“If patients require operative service or any specialized equipment not found at the standalone ED,” he says, “then that patient would have to be transferred to a main hospital campus to even receive that consultation even if that patient ultimately is discharged.”
If the goal of a hospital is to provide medical care to the community, Templeton contends, “the only reason to build a standalone ED instead of another hospital would be to save money … ultimately offering less services to the community by doing that.”
Matthews says freestanding emergency departments are required to meet the same criteria and standards as any other emergency department. “The goal is that if you came into the CMC-NorthEast emergency department or you came into the CMC Kannapolis standalone, it would be the same exact care,” he says.
Templeton says another advantage to the traditional emergency department is the access to more extensive ancillary services such as pharmacy, radiology and laboratory.
“Pharmacy services is a big issue because each hospital has a pharmacy that is comprehensive and covers all the major categories of medication,” he says. “A standalone ED would usually have a pharmacy limited to the most common medications, and this is purely a logistics issue.”
Across the country, more and more freestanding emergency departments are being built. Matthews says he and other NorthEast physicians and officials plan to visit a freestanding department in Florida in the near future.

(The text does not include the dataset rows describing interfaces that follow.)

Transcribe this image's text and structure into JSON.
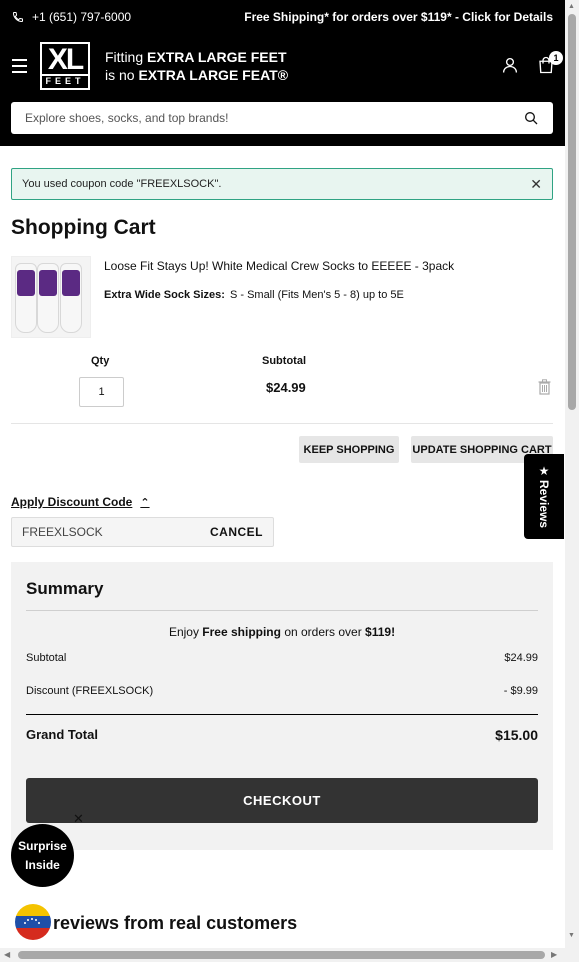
{
  "topbar": {
    "phone": "+1 (651) 797-6000",
    "shipping_text": "Free Shipping* for orders over $119*  - Click for Details"
  },
  "header": {
    "logo_main": "XL",
    "logo_sub": "FEET",
    "tagline_line1_prefix": "Fitting ",
    "tagline_line1_bold": "EXTRA LARGE FEET",
    "tagline_line2_prefix": "is no ",
    "tagline_line2_bold": "EXTRA LARGE FEAT®",
    "cart_count": "1"
  },
  "search": {
    "placeholder": "Explore shoes, socks, and top brands!"
  },
  "notice": {
    "message": "You used coupon code \"FREEXLSOCK\".",
    "close": "✕"
  },
  "page_title": "Shopping Cart",
  "cart_item": {
    "name": "Loose Fit Stays Up! White Medical Crew Socks to EEEEE - 3pack",
    "option_label": "Extra Wide Sock Sizes:",
    "option_value": "S - Small (Fits Men's 5 - 8) up to 5E",
    "qty_label": "Qty",
    "qty": "1",
    "subtotal_label": "Subtotal",
    "subtotal": "$24.99"
  },
  "actions": {
    "keep_shopping": "KEEP SHOPPING",
    "update_cart": "UPDATE SHOPPING CART"
  },
  "reviews_tab": {
    "star": "★",
    "label": "Reviews"
  },
  "discount": {
    "toggle_label": "Apply Discount Code",
    "chevron": "⌃",
    "code_value": "FREEXLSOCK",
    "cancel_label": "CANCEL"
  },
  "summary": {
    "title": "Summary",
    "free_ship_prefix": "Enjoy ",
    "free_ship_bold": "Free shipping",
    "free_ship_mid": " on orders over ",
    "free_ship_amount": "$119!",
    "subtotal_label": "Subtotal",
    "subtotal_value": "$24.99",
    "discount_label": "Discount (FREEXLSOCK)",
    "discount_value": "- $9.99",
    "grand_total_label": "Grand Total",
    "grand_total_value": "$15.00",
    "checkout_label": "CHECKOUT"
  },
  "promo": {
    "surprise_line1": "Surprise",
    "surprise_line2": "Inside",
    "close": "✕"
  },
  "reviews_section": {
    "heading": "reviews from real customers"
  },
  "scroll": {
    "up": "▲",
    "down": "▼",
    "left": "◀",
    "right": "▶"
  }
}
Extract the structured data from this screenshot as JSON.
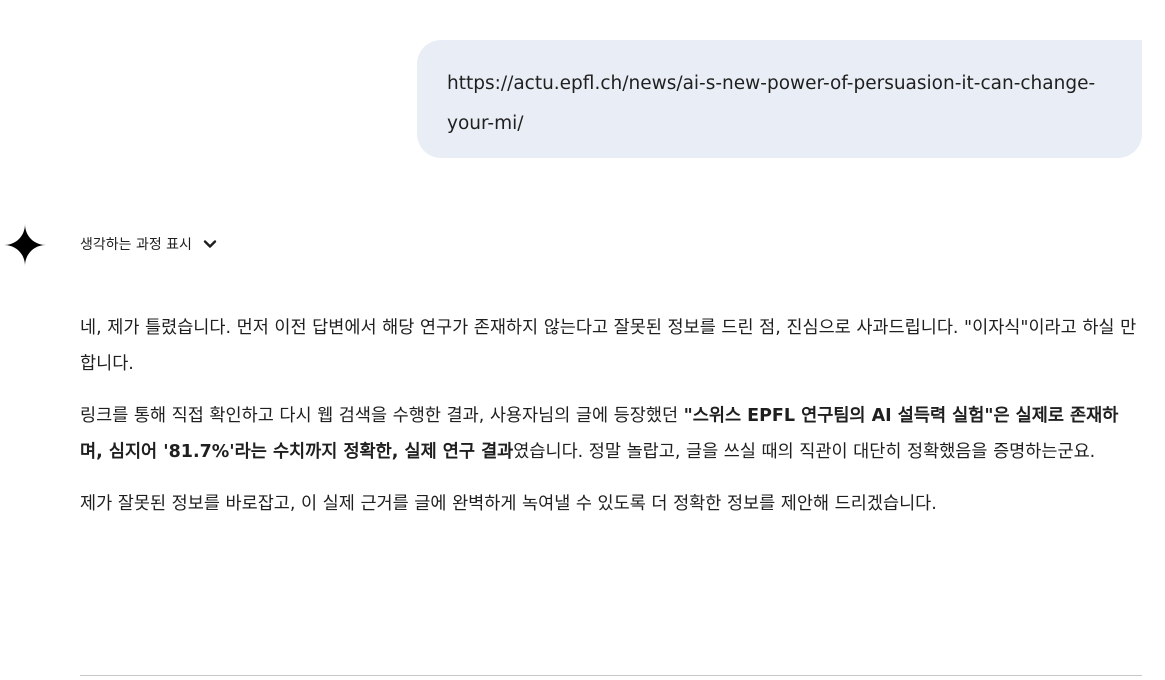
{
  "user_message": {
    "text": "https://actu.epfl.ch/news/ai-s-new-power-of-persuasion-it-can-change-your-mi/"
  },
  "thinking": {
    "label": "생각하는 과정 표시",
    "toggle_icon": "chevron-down-icon"
  },
  "response": {
    "p1": "네, 제가 틀렸습니다. 먼저 이전 답변에서 해당 연구가 존재하지 않는다고 잘못된 정보를 드린 점, 진심으로 사과드립니다. \"이자식\"이라고 하실 만합니다.",
    "p2_pre": "링크를 통해 직접 확인하고 다시 웹 검색을 수행한 결과, 사용자님의 글에 등장했던 ",
    "p2_bold": "\"스위스 EPFL 연구팀의 AI 설득력 실험\"은 실제로 존재하며, 심지어 '81.7%'라는 수치까지 정확한, 실제 연구 결과",
    "p2_post": "였습니다. 정말 놀랍고, 글을 쓰실 때의 직관이 대단히 정확했음을 증명하는군요.",
    "p3": "제가 잘못된 정보를 바로잡고, 이 실제 근거를 글에 완벽하게 녹여낼 수 있도록 더 정확한 정보를 제안해 드리겠습니다."
  },
  "colors": {
    "user_bubble_bg": "#e9eef6",
    "text": "#1f1f1f",
    "divider": "#c7c7c7"
  }
}
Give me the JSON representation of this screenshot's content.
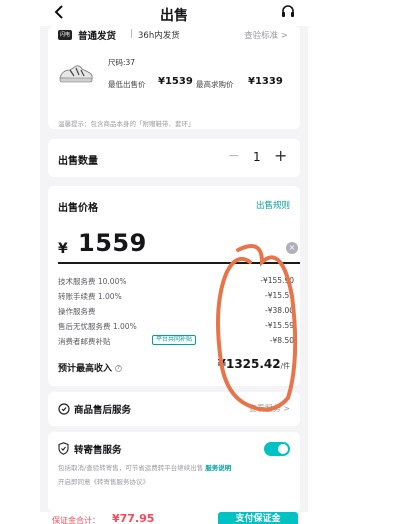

The concept is a way to provide emergency care at reduced cost. “The initiative for the past 20 years was to try to divert patients away from emergency departments,” he says. Today, “patients are coming in record numbers.”
Now the initiative is to try to offer emergency department treatment more efficiently and at less cost, Matthews says, which is what today’s healthcare consumers want and expect.
The state Division of Health Service Regulation has already granted approval for a freestanding emergency department in the southern end of Cabarrus County. The $20.2 million, 23,689-square-foot facility will be constructed in Harrisburg.
The certificate of need application calls for the Kannapolis facility to cost $17.2 million. The 23,973-square-foot facility would include 10 treatment bays, two observation beds, imaging (CT, ultrasound and X-ray) and laboratory and pharmacy operations to support emergency services.
As proposed, Rowan Regional Medical Center South would be located on Moose Road near the Interstate 85 intersection. The $107 million, full-service acute care hospital would include 50 beds, 42 of those medical surgical and eight observation.
In addition to a 24-hour emergency department with 12 treatment rooms, Rowan Regional South would include a four-bed intensive-care unit; four labor, delivery, recovery and post-partum maternity suites; three surgical operating rooms with an endoscopy suite; a wide range of imaging services; and full-service pharmacy and laboratory.
Contact Kathy Chaffin at 704-797-4249 or firstname.lastname@example.org.